--- START ---

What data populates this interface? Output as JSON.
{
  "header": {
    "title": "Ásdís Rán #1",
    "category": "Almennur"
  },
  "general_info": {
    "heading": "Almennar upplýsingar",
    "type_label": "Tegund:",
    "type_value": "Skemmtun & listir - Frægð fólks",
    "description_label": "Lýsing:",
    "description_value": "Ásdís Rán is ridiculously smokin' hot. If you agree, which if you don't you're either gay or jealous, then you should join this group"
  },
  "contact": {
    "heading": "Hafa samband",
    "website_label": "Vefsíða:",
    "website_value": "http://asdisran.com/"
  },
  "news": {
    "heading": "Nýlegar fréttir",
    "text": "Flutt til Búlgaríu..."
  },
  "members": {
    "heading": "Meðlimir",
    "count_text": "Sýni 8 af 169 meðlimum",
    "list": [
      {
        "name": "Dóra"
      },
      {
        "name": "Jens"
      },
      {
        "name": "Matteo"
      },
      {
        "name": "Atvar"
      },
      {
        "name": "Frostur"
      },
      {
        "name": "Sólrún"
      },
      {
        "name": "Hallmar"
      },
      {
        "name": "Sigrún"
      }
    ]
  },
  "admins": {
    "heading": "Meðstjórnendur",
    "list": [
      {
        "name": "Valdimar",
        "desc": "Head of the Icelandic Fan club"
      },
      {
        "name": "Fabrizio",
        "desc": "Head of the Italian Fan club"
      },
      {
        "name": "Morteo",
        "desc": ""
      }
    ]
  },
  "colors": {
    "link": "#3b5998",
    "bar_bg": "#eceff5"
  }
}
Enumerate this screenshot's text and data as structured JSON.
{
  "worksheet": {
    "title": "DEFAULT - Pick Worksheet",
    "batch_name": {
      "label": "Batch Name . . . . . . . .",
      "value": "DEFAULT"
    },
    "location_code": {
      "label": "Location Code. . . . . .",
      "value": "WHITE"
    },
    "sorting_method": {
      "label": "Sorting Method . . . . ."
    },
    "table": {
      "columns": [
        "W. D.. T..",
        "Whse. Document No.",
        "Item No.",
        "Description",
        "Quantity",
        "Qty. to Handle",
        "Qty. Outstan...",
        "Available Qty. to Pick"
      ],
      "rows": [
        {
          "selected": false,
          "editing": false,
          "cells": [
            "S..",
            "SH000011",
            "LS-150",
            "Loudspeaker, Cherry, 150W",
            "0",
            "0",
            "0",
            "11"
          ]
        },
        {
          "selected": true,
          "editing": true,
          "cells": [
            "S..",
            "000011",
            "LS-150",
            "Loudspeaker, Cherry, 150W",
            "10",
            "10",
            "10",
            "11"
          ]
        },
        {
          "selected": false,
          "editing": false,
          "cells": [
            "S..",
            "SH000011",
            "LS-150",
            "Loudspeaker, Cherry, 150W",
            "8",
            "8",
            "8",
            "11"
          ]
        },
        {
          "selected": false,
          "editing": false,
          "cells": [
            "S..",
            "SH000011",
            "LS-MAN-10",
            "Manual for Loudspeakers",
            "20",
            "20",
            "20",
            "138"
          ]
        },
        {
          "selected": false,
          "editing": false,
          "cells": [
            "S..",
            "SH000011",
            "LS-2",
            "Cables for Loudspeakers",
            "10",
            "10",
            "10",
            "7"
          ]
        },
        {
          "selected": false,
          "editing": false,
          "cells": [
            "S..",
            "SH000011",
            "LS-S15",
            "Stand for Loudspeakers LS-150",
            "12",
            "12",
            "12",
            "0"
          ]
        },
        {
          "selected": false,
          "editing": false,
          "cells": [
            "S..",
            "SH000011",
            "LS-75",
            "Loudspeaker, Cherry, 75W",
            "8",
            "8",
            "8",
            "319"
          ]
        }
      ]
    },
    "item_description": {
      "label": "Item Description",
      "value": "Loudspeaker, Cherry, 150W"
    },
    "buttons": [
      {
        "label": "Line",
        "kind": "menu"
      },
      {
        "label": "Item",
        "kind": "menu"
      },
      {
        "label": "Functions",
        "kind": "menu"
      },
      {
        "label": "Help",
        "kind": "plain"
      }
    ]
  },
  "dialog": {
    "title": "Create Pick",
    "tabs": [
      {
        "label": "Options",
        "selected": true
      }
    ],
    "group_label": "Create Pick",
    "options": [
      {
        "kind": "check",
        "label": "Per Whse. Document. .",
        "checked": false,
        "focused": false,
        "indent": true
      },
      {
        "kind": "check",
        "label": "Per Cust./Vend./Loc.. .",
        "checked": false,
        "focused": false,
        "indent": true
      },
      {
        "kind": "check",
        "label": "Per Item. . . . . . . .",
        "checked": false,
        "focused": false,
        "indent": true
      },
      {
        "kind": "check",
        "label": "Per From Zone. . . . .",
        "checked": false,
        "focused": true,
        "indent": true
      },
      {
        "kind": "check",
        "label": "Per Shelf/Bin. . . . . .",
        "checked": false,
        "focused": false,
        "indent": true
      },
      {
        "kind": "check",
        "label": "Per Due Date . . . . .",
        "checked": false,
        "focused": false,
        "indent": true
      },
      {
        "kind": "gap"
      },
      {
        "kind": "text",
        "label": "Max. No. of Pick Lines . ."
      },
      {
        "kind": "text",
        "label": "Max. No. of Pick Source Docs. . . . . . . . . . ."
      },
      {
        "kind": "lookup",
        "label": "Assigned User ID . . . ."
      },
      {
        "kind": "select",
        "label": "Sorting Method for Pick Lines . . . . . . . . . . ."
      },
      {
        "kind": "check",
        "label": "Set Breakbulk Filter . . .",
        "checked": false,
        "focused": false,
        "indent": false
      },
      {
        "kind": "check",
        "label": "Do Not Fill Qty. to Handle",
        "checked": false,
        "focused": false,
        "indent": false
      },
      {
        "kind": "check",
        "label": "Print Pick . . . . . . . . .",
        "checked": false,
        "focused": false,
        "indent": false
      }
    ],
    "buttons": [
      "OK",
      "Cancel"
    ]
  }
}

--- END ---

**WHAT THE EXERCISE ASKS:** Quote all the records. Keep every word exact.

**ANSWER AREA:**
What data populates this interface? Output as JSON.
{
  "header": {
    "title": "Ásdís Rán #1",
    "category": "Almennur"
  },
  "general_info": {
    "heading": "Almennar upplýsingar",
    "type_label": "Tegund:",
    "type_value": "Skemmtun & listir - Frægð fólks",
    "description_label": "Lýsing:",
    "description_value": "Ásdís Rán is ridiculously smokin' hot. If you agree, which if you don't you're either gay or jealous, then you should join this group"
  },
  "contact": {
    "heading": "Hafa samband",
    "website_label": "Vefsíða:",
    "website_value": "http://asdisran.com/"
  },
  "news": {
    "heading": "Nýlegar fréttir",
    "text": "Flutt til Búlgaríu..."
  },
  "members": {
    "heading": "Meðlimir",
    "count_text": "Sýni 8 af 169 meðlimum",
    "list": [
      {
        "name": "Dóra"
      },
      {
        "name": "Jens"
      },
      {
        "name": "Matteo"
      },
      {
        "name": "Atvar"
      },
      {
        "name": "Frostur"
      },
      {
        "name": "Sólrún"
      },
      {
        "name": "Hallmar"
      },
      {
        "name": "Sigrún"
      }
    ]
  },
  "admins": {
    "heading": "Meðstjórnendur",
    "list": [
      {
        "name": "Valdimar",
        "desc": "Head of the Icelandic Fan club"
      },
      {
        "name": "Fabrizio",
        "desc": "Head of the Italian Fan club"
      },
      {
        "name": "Morteo",
        "desc": ""
      }
    ]
  },
  "colors": {
    "link": "#3b5998",
    "bar_bg": "#eceff5"
  }
}
Enumerate this screenshot's text and data as structured JSON.
{
  "worksheet": {
    "title": "DEFAULT - Pick Worksheet",
    "batch_name": {
      "label": "Batch Name . . . . . . . .",
      "value": "DEFAULT"
    },
    "location_code": {
      "label": "Location Code. . . . . .",
      "value": "WHITE"
    },
    "sorting_method": {
      "label": "Sorting Method . . . . ."
    },
    "table": {
      "columns": [
        "W. D.. T..",
        "Whse. Document No.",
        "Item No.",
        "Description",
        "Quantity",
        "Qty. to Handle",
        "Qty. Outstan...",
        "Available Qty. to Pick"
      ],
      "rows": [
        {
          "selected": false,
          "editing": false,
          "cells": [
            "S..",
            "SH000011",
            "LS-150",
            "Loudspeaker, Cherry, 150W",
            "0",
            "0",
            "0",
            "11"
          ]
        },
        {
          "selected": true,
          "editing": true,
          "cells": [
            "S..",
            "000011",
            "LS-150",
            "Loudspeaker, Cherry, 150W",
            "10",
            "10",
            "10",
            "11"
          ]
        },
        {
          "selected": false,
          "editing": false,
          "cells": [
            "S..",
            "SH000011",
            "LS-150",
            "Loudspeaker, Cherry, 150W",
            "8",
            "8",
            "8",
            "11"
          ]
        },
        {
          "selected": false,
          "editing": false,
          "cells": [
            "S..",
            "SH000011",
            "LS-MAN-10",
            "Manual for Loudspeakers",
            "20",
            "20",
            "20",
            "138"
          ]
        },
        {
          "selected": false,
          "editing": false,
          "cells": [
            "S..",
            "SH000011",
            "LS-2",
            "Cables for Loudspeakers",
            "10",
            "10",
            "10",
            "7"
          ]
        },
        {
          "selected": false,
          "editing": false,
          "cells": [
            "S..",
            "SH000011",
            "LS-S15",
            "Stand for Loudspeakers LS-150",
            "12",
            "12",
            "12",
            "0"
          ]
        },
        {
          "selected": false,
          "editing": false,
          "cells": [
            "S..",
            "SH000011",
            "LS-75",
            "Loudspeaker, Cherry, 75W",
            "8",
            "8",
            "8",
            "319"
          ]
        }
      ]
    },
    "item_description": {
      "label": "Item Description",
      "value": "Loudspeaker, Cherry, 150W"
    },
    "buttons": [
      {
        "label": "Line",
        "kind": "menu"
      },
      {
        "label": "Item",
        "kind": "menu"
      },
      {
        "label": "Functions",
        "kind": "menu"
      },
      {
        "label": "Help",
        "kind": "plain"
      }
    ]
  },
  "dialog": {
    "title": "Create Pick",
    "tabs": [
      {
        "label": "Options",
        "selected": true
      }
    ],
    "group_label": "Create Pick",
    "options": [
      {
        "kind": "check",
        "label": "Per Whse. Document. .",
        "checked": false,
        "focused": false,
        "indent": true
      },
      {
        "kind": "check",
        "label": "Per Cust./Vend./Loc.. .",
        "checked": false,
        "focused": false,
        "indent": true
      },
      {
        "kind": "check",
        "label": "Per Item. . . . . . . .",
        "checked": false,
        "focused": false,
        "indent": true
      },
      {
        "kind": "check",
        "label": "Per From Zone. . . . .",
        "checked": false,
        "focused": true,
        "indent": true
      },
      {
        "kind": "check",
        "label": "Per Shelf/Bin. . . . . .",
        "checked": false,
        "focused": false,
        "indent": true
      },
      {
        "kind": "check",
        "label": "Per Due Date . . . . .",
        "checked": false,
        "focused": false,
        "indent": true
      },
      {
        "kind": "gap"
      },
      {
        "kind": "text",
        "label": "Max. No. of Pick Lines . ."
      },
      {
        "kind": "text",
        "label": "Max. No. of Pick Source Docs. . . . . . . . . . ."
      },
      {
        "kind": "lookup",
        "label": "Assigned User ID . . . ."
      },
      {
        "kind": "select",
        "label": "Sorting Method for Pick Lines . . . . . . . . . . ."
      },
      {
        "kind": "check",
        "label": "Set Breakbulk Filter . . .",
        "checked": false,
        "focused": false,
        "indent": false
      },
      {
        "kind": "check",
        "label": "Do Not Fill Qty. to Handle",
        "checked": false,
        "focused": false,
        "indent": false
      },
      {
        "kind": "check",
        "label": "Print Pick . . . . . . . . .",
        "checked": false,
        "focused": false,
        "indent": false
      }
    ],
    "buttons": [
      "OK",
      "Cancel"
    ]
  }
}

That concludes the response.